Chris Ridd lands planning director role at Isobel
By Nick Batten, campaignlive.co.uk, Friday, 27 April 2012 09:36AM
Isobel, the independent advertising agency, has appointed Chris Ridd to the newly created role of planning director.
Ridd will work across the agency's entire portfolio, reporting to Steve Hastings, planning partner for the agency.
Ridd joins Isobel from sister VCCP agency SFW, where he worked as senior planner across a number of accounts, including Southern Railway and MORETH>N, for which he led the strategy on the MORETH>N FREEMAN campaign.
Before working for SFW, Ridd was at Kitcatt Nohr Alexander Shaw for three years, where clients included Waitrose, John Lewis and the NSPCC.
Hastings said: "Chris is an important hire in strengthening our senior team and planning capability, and brings with him a wealth of experience with some impressive campaigns under his belt."
In January, Isobel won the £5m Jackpotjoy account, beating M&C Saatchi, DraftFCB and Creature in a competitive pitch.
Isobel has also worked with Bernard Matthews, Werther's Original and Kettle Chips.
Follow Nick Batten on Twitter @NickBatten2
This article was first published on campaignlive.co.uk
- Senior Account Director- Ceative Agency Spectrum 360 Recruitment £45k - £50k, London (Central), London (Greater)
- Account Manager- Creative Agency Spectrum 360 Recruitment £28k - £34k, London (Central), London (Greater)
- Account Executive - Creative Agency Spectrum 360 Recruitment £21k - £24k, London (Central), London (Greater)
- Account Director- Ceative Agency Spectrum 360 Recruitment £40k - £45k, London (Central), London (Greater)
- Project Manager- Creative Integrated Agency Spectrum 360 Recruitment £26k - £35k, London (Central), London (Greater)
- Land Rover to move global ad account into Spark44
- WPP's Martin Sorrell reconsiders strength of newspapers
- Group M retains £80m Lloyds media
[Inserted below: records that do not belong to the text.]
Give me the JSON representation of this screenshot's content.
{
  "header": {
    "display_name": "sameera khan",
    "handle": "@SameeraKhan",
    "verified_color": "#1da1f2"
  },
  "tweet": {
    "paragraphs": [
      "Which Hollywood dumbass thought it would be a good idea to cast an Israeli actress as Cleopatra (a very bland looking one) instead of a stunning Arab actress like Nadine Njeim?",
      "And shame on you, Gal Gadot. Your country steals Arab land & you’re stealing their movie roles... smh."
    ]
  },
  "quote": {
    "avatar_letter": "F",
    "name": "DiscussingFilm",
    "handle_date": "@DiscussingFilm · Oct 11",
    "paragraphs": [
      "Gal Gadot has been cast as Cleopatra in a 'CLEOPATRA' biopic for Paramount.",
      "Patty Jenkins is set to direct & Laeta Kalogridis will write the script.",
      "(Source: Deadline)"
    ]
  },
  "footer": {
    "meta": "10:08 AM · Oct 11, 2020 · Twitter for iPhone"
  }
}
- Twitter hunts for UK marketer as it targets £180m ad revenues
- Gogglebox stars encourage viewers to vote
- Dave Trott at Ad Week Europe: Ads have become overcomplicated